§ Prompt
Type out each entry exactly.

§ Input data
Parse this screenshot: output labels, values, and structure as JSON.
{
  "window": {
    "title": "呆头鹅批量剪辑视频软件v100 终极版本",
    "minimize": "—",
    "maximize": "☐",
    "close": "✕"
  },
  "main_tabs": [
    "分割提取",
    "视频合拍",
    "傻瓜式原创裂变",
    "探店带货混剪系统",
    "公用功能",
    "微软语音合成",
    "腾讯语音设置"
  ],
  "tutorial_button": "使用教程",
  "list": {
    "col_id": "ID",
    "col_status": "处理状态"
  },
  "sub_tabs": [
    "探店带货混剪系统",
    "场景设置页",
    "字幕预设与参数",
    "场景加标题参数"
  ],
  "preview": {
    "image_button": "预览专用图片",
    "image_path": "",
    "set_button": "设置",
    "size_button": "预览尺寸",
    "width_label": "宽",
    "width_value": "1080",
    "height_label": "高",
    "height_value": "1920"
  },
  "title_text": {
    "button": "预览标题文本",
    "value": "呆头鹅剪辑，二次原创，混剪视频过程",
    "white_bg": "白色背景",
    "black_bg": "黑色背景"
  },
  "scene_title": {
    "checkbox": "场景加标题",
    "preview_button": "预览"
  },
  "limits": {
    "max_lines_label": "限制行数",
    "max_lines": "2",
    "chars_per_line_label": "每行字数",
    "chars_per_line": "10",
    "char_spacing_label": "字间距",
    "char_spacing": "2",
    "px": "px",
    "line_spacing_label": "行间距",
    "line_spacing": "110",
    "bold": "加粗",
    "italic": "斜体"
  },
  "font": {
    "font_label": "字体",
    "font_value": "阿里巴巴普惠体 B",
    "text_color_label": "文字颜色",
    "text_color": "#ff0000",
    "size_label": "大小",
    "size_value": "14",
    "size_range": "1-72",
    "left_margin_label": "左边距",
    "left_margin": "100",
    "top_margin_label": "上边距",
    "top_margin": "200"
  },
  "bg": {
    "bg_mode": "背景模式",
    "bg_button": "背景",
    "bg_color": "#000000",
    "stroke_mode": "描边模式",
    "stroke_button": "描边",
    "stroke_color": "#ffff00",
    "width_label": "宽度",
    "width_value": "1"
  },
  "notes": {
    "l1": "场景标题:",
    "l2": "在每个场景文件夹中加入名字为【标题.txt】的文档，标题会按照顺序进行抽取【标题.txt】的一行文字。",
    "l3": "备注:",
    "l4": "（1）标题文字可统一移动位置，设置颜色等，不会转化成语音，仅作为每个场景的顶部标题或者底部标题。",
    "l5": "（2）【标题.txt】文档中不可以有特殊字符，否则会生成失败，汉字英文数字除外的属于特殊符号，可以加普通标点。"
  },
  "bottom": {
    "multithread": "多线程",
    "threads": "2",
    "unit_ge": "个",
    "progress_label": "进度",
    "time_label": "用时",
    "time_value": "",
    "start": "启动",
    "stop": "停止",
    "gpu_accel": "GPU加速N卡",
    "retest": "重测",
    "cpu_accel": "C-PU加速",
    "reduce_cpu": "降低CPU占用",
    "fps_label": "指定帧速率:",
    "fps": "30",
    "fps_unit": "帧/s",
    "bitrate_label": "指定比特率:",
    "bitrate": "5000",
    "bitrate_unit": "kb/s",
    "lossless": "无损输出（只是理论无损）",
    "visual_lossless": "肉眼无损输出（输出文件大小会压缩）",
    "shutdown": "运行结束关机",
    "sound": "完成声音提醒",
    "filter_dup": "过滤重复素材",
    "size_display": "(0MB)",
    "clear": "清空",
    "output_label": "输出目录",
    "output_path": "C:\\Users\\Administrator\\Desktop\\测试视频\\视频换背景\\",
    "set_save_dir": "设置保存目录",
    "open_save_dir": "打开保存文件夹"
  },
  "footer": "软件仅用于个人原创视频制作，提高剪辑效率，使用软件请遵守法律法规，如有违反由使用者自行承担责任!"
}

§ Solved problem
Parse this screenshot: output labels, values, and structure as JSON.
{
  "window": {
    "title": "呆头鹅批量剪辑视频软件v100 终极版本",
    "minimize": "—",
    "maximize": "☐",
    "close": "✕"
  },
  "main_tabs": [
    "分割提取",
    "视频合拍",
    "傻瓜式原创裂变",
    "探店带货混剪系统",
    "公用功能",
    "微软语音合成",
    "腾讯语音设置"
  ],
  "tutorial_button": "使用教程",
  "list": {
    "col_id": "ID",
    "col_status": "处理状态"
  },
  "sub_tabs": [
    "探店带货混剪系统",
    "场景设置页",
    "字幕预设与参数",
    "场景加标题参数"
  ],
  "preview": {
    "image_button": "预览专用图片",
    "image_path": "",
    "set_button": "设置",
    "size_button": "预览尺寸",
    "width_label": "宽",
    "width_value": "1080",
    "height_label": "高",
    "height_value": "1920"
  },
  "title_text": {
    "button": "预览标题文本",
    "value": "呆头鹅剪辑，二次原创，混剪视频过程",
    "white_bg": "白色背景",
    "black_bg": "黑色背景"
  },
  "scene_title": {
    "checkbox": "场景加标题",
    "preview_button": "预览"
  },
  "limits": {
    "max_lines_label": "限制行数",
    "max_lines": "2",
    "chars_per_line_label": "每行字数",
    "chars_per_line": "10",
    "char_spacing_label": "字间距",
    "char_spacing": "2",
    "px": "px",
    "line_spacing_label": "行间距",
    "line_spacing": "110",
    "bold": "加粗",
    "italic": "斜体"
  },
  "font": {
    "font_label": "字体",
    "font_value": "阿里巴巴普惠体 B",
    "text_color_label": "文字颜色",
    "text_color": "#ff0000",
    "size_label": "大小",
    "size_value": "14",
    "size_range": "1-72",
    "left_margin_label": "左边距",
    "left_margin": "100",
    "top_margin_label": "上边距",
    "top_margin": "200"
  },
  "bg": {
    "bg_mode": "背景模式",
    "bg_button": "背景",
    "bg_color": "#000000",
    "stroke_mode": "描边模式",
    "stroke_button": "描边",
    "stroke_color": "#ffff00",
    "width_label": "宽度",
    "width_value": "1"
  },
  "notes": {
    "l1": "场景标题:",
    "l2": "在每个场景文件夹中加入名字为【标题.txt】的文档，标题会按照顺序进行抽取【标题.txt】的一行文字。",
    "l3": "备注:",
    "l4": "（1）标题文字可统一移动位置，设置颜色等，不会转化成语音，仅作为每个场景的顶部标题或者底部标题。",
    "l5": "（2）【标题.txt】文档中不可以有特殊字符，否则会生成失败，汉字英文数字除外的属于特殊符号，可以加普通标点。"
  },
  "bottom": {
    "multithread": "多线程",
    "threads": "2",
    "unit_ge": "个",
    "progress_label": "进度",
    "time_label": "用时",
    "time_value": "",
    "start": "启动",
    "stop": "停止",
    "gpu_accel": "GPU加速N卡",
    "retest": "重测",
    "cpu_accel": "C-PU加速",
    "reduce_cpu": "降低CPU占用",
    "fps_label": "指定帧速率:",
    "fps": "30",
    "fps_unit": "帧/s",
    "bitrate_label": "指定比特率:",
    "bitrate": "5000",
    "bitrate_unit": "kb/s",
    "lossless": "无损输出（只是理论无损）",
    "visual_lossless": "肉眼无损输出（输出文件大小会压缩）",
    "shutdown": "运行结束关机",
    "sound": "完成声音提醒",
    "filter_dup": "过滤重复素材",
    "size_display": "(0MB)",
    "clear": "清空",
    "output_label": "输出目录",
    "output_path": "C:\\Users\\Administrator\\Desktop\\测试视频\\视频换背景\\",
    "set_save_dir": "设置保存目录",
    "open_save_dir": "打开保存文件夹"
  },
  "footer": "软件仅用于个人原创视频制作，提高剪辑效率，使用软件请遵守法律法规，如有违反由使用者自行承担责任!"
}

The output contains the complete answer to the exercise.